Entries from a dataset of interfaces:
- - -

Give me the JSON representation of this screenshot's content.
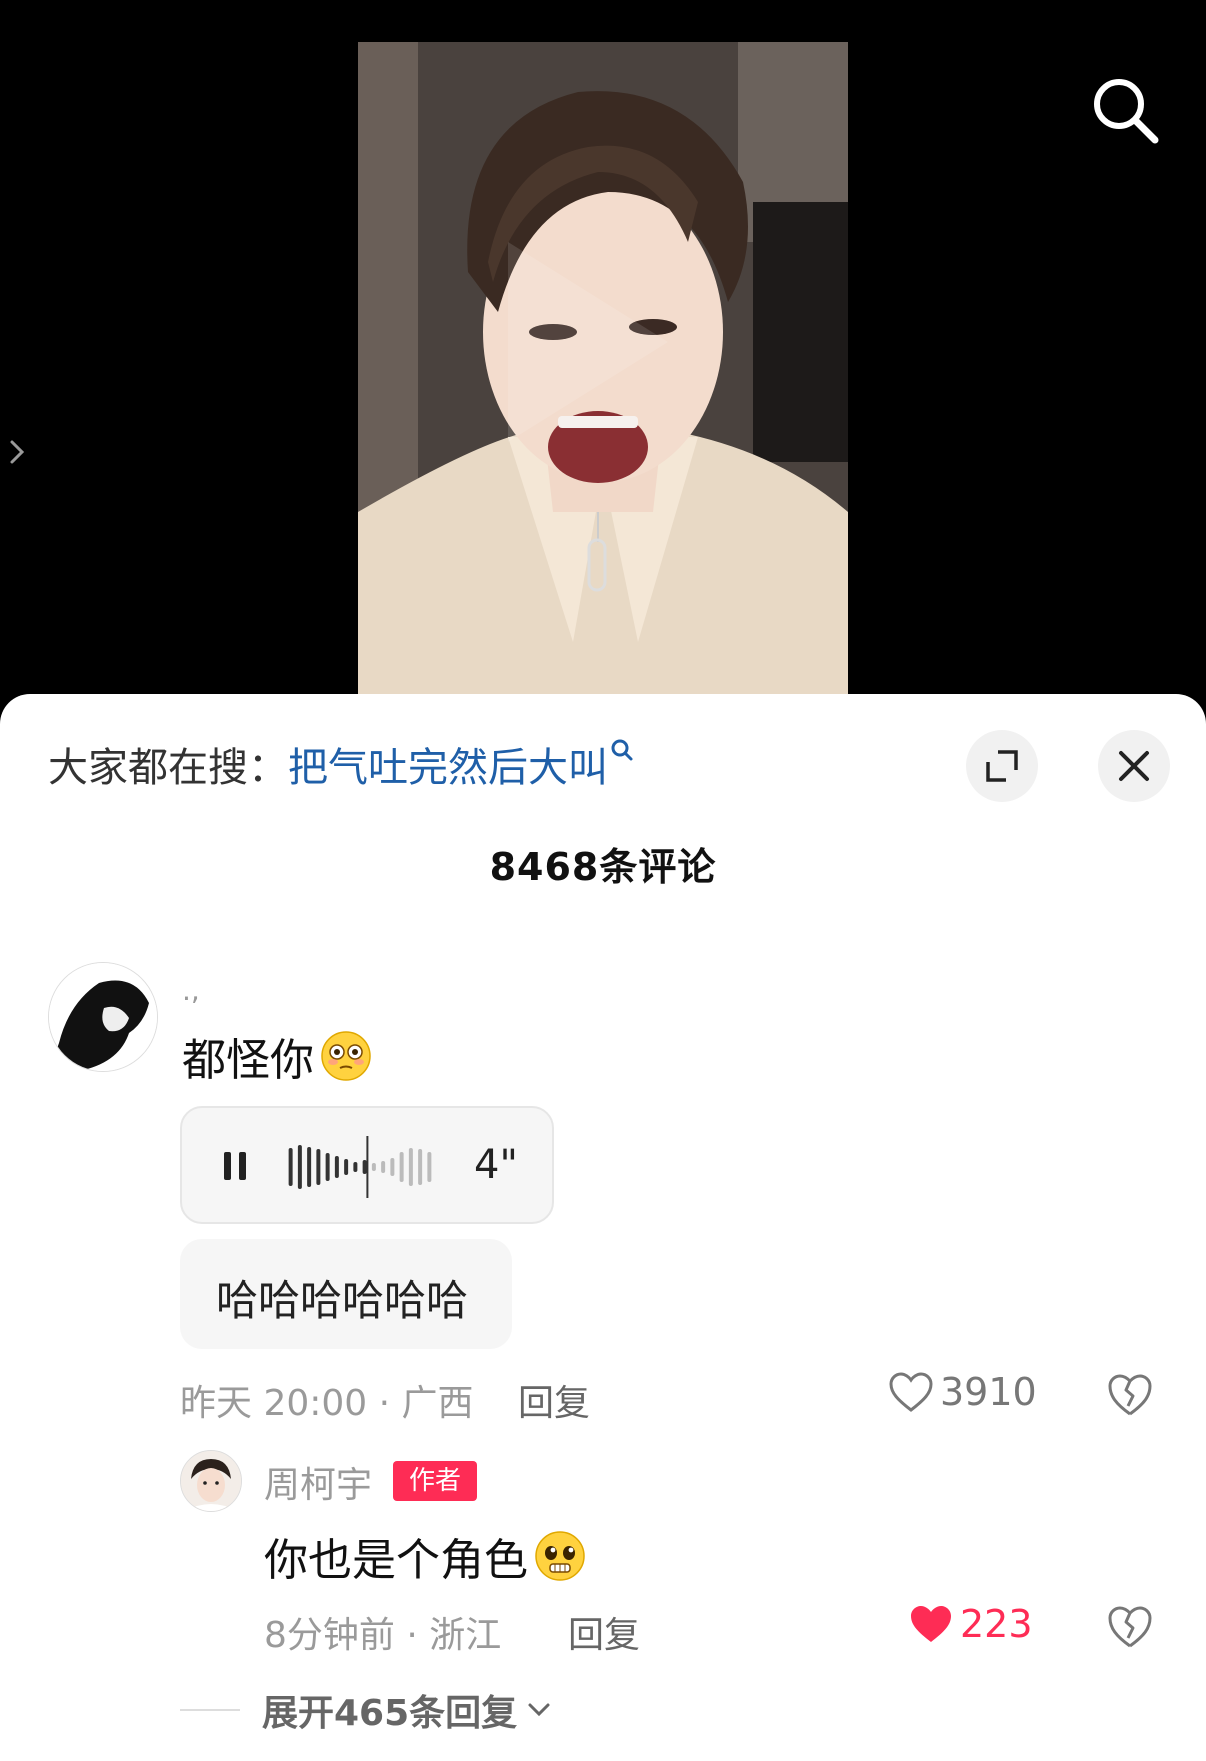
{
  "video": {
    "search_icon": "search-icon",
    "side_icon": "chevron-right-icon"
  },
  "sheet": {
    "trending": {
      "prefix": "大家都在搜：",
      "term": "把气吐完然后大叫",
      "icon": "search-icon"
    },
    "expand_icon": "expand-icon",
    "close_icon": "close-icon",
    "comment_count": "8468条评论"
  },
  "comment": {
    "username": ".,",
    "text": "都怪你",
    "emoji": "flushed-face",
    "voice": {
      "duration": "4\"",
      "icon": "pause-icon",
      "progress": 0.55
    },
    "transcript": "哈哈哈哈哈哈",
    "meta": "昨天 20:00 · 广西",
    "reply_label": "回复",
    "likes": "3910",
    "liked": false
  },
  "reply": {
    "username": "周柯宇",
    "badge": "作者",
    "text": "你也是个角色",
    "emoji": "pleading-face",
    "meta": "8分钟前 · 浙江",
    "reply_label": "回复",
    "likes": "223",
    "liked": true
  },
  "expand_replies": "展开465条回复",
  "colors": {
    "accent": "#fe2c55",
    "link": "#1f5fa8",
    "muted": "#9a9a9a"
  }
}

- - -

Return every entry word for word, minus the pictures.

### [Written solution]
Give me the JSON representation of this screenshot's content.
{
  "video": {
    "search_icon": "search-icon",
    "side_icon": "chevron-right-icon"
  },
  "sheet": {
    "trending": {
      "prefix": "大家都在搜：",
      "term": "把气吐完然后大叫",
      "icon": "search-icon"
    },
    "expand_icon": "expand-icon",
    "close_icon": "close-icon",
    "comment_count": "8468条评论"
  },
  "comment": {
    "username": ".,",
    "text": "都怪你",
    "emoji": "flushed-face",
    "voice": {
      "duration": "4\"",
      "icon": "pause-icon",
      "progress": 0.55
    },
    "transcript": "哈哈哈哈哈哈",
    "meta": "昨天 20:00 · 广西",
    "reply_label": "回复",
    "likes": "3910",
    "liked": false
  },
  "reply": {
    "username": "周柯宇",
    "badge": "作者",
    "text": "你也是个角色",
    "emoji": "pleading-face",
    "meta": "8分钟前 · 浙江",
    "reply_label": "回复",
    "likes": "223",
    "liked": true
  },
  "expand_replies": "展开465条回复",
  "colors": {
    "accent": "#fe2c55",
    "link": "#1f5fa8",
    "muted": "#9a9a9a"
  }
}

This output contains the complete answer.